As you approach the Antarctic Sound you glimpse the first tabular icebergs. In Gerlache Strait the white continent’s mountains rise mirrored below from the cobalt waters. Sail on through the Errera Channel with mountains, glaciers and icebergs. It’s a magical sight that you won’t ever forget.  Itineraries are difficult to predict based on weather conditions. With luck two landings each day, by zodiac. Enjoy navigating through the scenic waterways revealing huge icebergs that drift past. Weddell seals bask on the ice floes while orcas circle in menacing hunting packs. Enjoy close encounters with curious Minke and humpback whales. They glide around and fluke tails near to the zodiacs – just make sure you bring your camera.

Most cruises will attempt at least one landing on the continent. On the jagged shores of the Antarctic Peninsula there is a surprising large number of species. Rookeries of Adélie, Gentoo and chinstrap penguins, in the millions, patrol the coastline. Sea birds thrive – kelp gulls, snowy sheathbills, blue-eyed shags and enormous albatrosses breed. Occasional expeditions cross further south past the Antarctic Circle. This rarely visited area is even more spectacular frozen scenery and fauna.

The South Shetland Islands are on most itineraries. Lesser known are the South Orkneys and South Sandwich Islands. Some vessels negotiate the heavy pack ice to cruise the Weddell Sea. Taking advantage of the long summer nights, further excursions to view wildlife are possible. Snow Hill is home to the most iconic of Antarctic wildlife – the emperor penguin. After the harsh Austral winters huge numbers bring up their young here.


Size: 14.25m km²
Population: 1200
Currency: Bases in Antarctica generally accept US dollars.
Language: International
Visas: Not required for the continent but check departure point.

Good to know

When to go
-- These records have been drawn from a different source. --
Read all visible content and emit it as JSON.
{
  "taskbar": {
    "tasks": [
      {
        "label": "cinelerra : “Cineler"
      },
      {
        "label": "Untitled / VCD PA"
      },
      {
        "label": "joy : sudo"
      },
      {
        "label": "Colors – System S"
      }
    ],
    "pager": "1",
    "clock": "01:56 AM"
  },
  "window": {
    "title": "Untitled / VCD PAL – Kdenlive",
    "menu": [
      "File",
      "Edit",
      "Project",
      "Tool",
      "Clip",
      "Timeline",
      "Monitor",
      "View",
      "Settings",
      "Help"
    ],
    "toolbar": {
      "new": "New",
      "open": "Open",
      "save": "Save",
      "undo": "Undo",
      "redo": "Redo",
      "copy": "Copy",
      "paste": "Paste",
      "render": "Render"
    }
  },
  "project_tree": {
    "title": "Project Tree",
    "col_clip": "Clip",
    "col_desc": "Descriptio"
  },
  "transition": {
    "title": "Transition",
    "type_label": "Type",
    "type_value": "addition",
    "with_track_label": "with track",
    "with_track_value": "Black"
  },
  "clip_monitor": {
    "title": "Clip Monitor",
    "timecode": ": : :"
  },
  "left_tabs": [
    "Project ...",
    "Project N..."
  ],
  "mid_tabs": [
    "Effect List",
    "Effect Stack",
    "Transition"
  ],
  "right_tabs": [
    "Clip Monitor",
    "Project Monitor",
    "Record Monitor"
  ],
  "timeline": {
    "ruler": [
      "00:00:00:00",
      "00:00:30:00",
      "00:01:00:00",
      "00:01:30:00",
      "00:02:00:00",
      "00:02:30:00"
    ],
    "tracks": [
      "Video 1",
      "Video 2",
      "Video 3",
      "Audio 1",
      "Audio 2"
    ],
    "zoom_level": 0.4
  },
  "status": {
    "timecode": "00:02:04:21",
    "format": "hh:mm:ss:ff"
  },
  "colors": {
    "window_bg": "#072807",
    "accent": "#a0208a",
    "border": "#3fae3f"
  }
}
When to go
Expeditions to the Antarctic Peninsula are only possible between November and March during the Austral summer. Cruises either begin in Ushuaia, Argentina or by flight from Punta Arenas in Chile. With limited places on board and a growing popularity in visiting the continent, booking early is advised.